Swiss film director Séverine Cornamusaz on the adaptation process of her first film Cœur animal

How have Swiss publishers responded to the new initiative?

Rico Engesser. The feedback we’ve received has been nothing but positive. Selling film rights can be highly lucrative for publishers – and Switzerland in particular is lagging behind in this regard. Right now, small and medium-sized publishing houses often have few points of contact with the film industry. Film rights and pitches are new territory – we were aware of this from the outset. So at the 2023 Literary Festival, we started with the basics: how does a literary text become a film? What are the structures of production? How much does it cost?

What kind of potential for adaptation do you see on the Swiss literary scene?

Rico Engesser. The success of Der Goalie bin ig (2014) from Pedro Lenz, Thomas Meyer’s Wolkenbruchs wunderliche Reise in die Arme einer Schickse (2018), or Coeur Animal, based on Noëlle Revaz’s novel Rapport des bêtes, winner of the 2010 Swiss Film Prize, offer a glimpse of the potential Swiss literary adaptations could offer. A literary adaptation takes around half the time to produce compared to a new project in development, which is certainly appealing in landscapes for film production like Switzerland’s. Now, in particular, the ‘Yes’ vote on the 2022 Film Act and additional financial resources may mean more content and material is required for filmmaking. I’m absolutely certain that there’s huge potential for adaptations. In fact, the question is how film producers can get access to this literary material.

What role did literary adaptation play in the Solothurn Film Festival programme before now

 Niccolò Castelli. Literary adaptations made sporadic appearances on the festival programme. This year in particular, there was Jenna Hasse’s début feature ‘L’amour du monde’ (or ‘Longing for the World’), based on the novel by Ramuz, and ‘Jakobs Ross’, an adaptation of Silvia Tschui’s novel of the same name by Katalin Gödrös. It’s also worth stressing that the history of Swiss cinema is inextricably linked with dialogues between the literary and cinema scenes: authors such as Dürrenmatt, Hesse and Patricia Highsmith made a lasting impact on cinema with their life and work. So far, these movements have only been the subject of sporadic study. Let’s hope that the festivals’ project will allow us to analyse these exchanges in depth. In any case, I’m convinced that the dialogue between these two sectors has some wonderful surprises in store for us.

What were the criteria for the material chosen for the first pitching session?

Rico Engesser. We allowed fiction texts in one of the four official national languages, created by authors who are Swiss or based in Switzerland. Everything from children’s books to crime fiction. It was important to us that current new releases were involved in the pitching session, as we hoped this would enhance the appeal for film producers. That meant we only allowed submissions due for publication in autumn 2023 or later. The projects submitted were then judged by an interdisciplinary selection committee consisting of three people: a literary scholar, a producer and a director. In addition to relevance and potential for film adaptation, the quality and originality of the stories and characters and feasibility for the Swiss film industry played a role in their considerations.

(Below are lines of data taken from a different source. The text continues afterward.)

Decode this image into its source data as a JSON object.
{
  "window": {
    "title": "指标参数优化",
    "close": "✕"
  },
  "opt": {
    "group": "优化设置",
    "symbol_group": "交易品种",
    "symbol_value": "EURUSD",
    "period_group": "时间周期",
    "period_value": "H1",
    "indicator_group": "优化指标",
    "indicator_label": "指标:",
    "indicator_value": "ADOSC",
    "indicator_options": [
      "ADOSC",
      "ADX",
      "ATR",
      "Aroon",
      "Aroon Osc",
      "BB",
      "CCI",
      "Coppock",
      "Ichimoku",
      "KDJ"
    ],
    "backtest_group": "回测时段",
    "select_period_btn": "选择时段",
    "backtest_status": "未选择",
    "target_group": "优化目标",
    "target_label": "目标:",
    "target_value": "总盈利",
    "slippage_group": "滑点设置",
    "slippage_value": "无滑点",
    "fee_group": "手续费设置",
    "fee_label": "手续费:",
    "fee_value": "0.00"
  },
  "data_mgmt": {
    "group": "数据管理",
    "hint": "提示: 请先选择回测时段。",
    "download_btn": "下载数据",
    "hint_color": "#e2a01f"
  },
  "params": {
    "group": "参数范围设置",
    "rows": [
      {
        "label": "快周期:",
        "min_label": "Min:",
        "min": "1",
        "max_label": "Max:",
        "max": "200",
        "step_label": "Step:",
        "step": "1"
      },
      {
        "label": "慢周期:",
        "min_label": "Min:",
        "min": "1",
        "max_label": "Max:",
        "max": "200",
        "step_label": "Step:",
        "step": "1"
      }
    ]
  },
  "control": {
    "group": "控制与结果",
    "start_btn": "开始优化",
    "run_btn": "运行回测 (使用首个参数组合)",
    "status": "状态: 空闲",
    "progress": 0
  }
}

What do you expect from the first edition?

Niccolò Castelli. Of course, we hope to see adaptation projects taking shape as a result of this first edition of the event. Patience, however, is key. The initial results of these dialogues will appear in a few years: it takes more than just a few months to write and direct a film. The fact remains that the conversations that will take place at the Solothurn festivals are essential to ensure these kinds of projects see the light of day.